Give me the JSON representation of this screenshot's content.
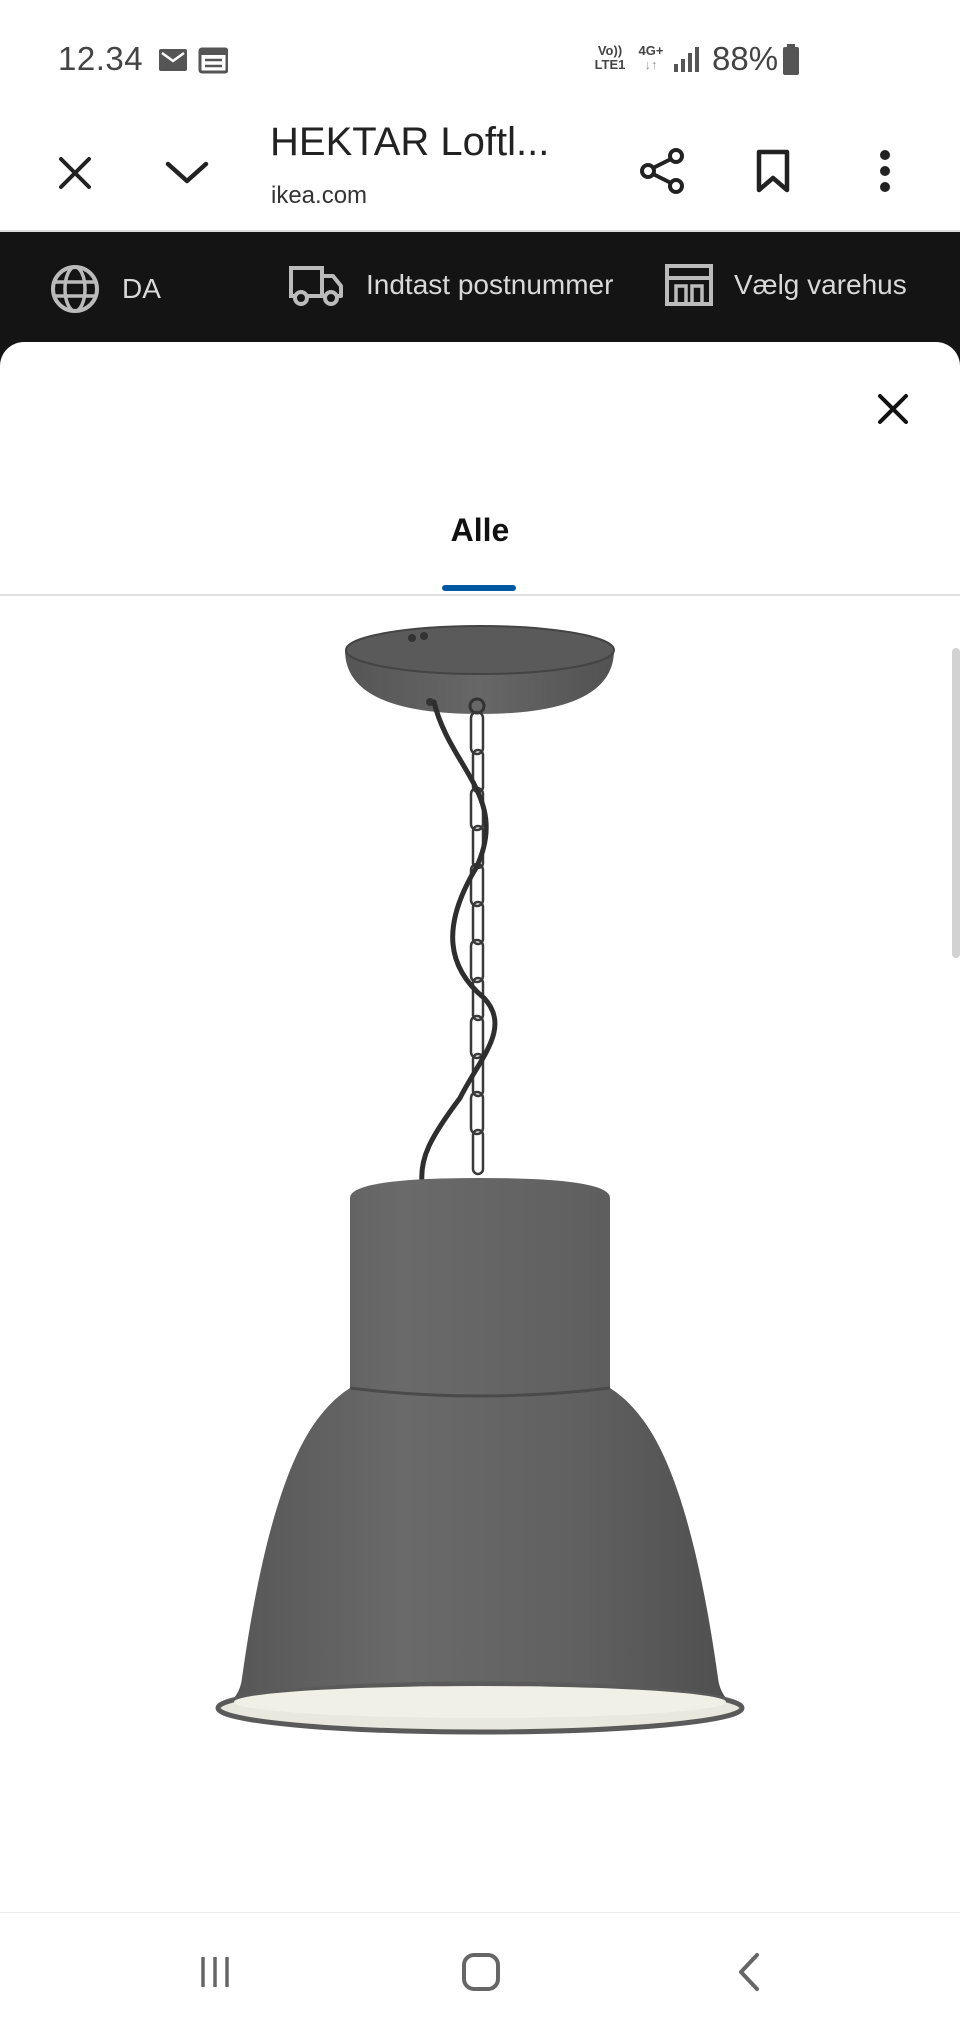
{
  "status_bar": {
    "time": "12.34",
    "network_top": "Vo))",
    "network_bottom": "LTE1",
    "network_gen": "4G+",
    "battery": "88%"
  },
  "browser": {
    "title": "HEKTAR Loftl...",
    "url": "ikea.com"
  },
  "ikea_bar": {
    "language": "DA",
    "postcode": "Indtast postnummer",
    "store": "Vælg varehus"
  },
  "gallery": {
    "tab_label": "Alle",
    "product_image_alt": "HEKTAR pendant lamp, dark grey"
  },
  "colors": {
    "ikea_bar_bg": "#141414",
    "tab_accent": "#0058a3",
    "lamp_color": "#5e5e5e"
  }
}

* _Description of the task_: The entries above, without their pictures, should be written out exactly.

* _Problem solution_:
Give me the JSON representation of this screenshot's content.
{
  "status_bar": {
    "time": "12.34",
    "network_top": "Vo))",
    "network_bottom": "LTE1",
    "network_gen": "4G+",
    "battery": "88%"
  },
  "browser": {
    "title": "HEKTAR Loftl...",
    "url": "ikea.com"
  },
  "ikea_bar": {
    "language": "DA",
    "postcode": "Indtast postnummer",
    "store": "Vælg varehus"
  },
  "gallery": {
    "tab_label": "Alle",
    "product_image_alt": "HEKTAR pendant lamp, dark grey"
  },
  "colors": {
    "ikea_bar_bg": "#141414",
    "tab_accent": "#0058a3",
    "lamp_color": "#5e5e5e"
  }
}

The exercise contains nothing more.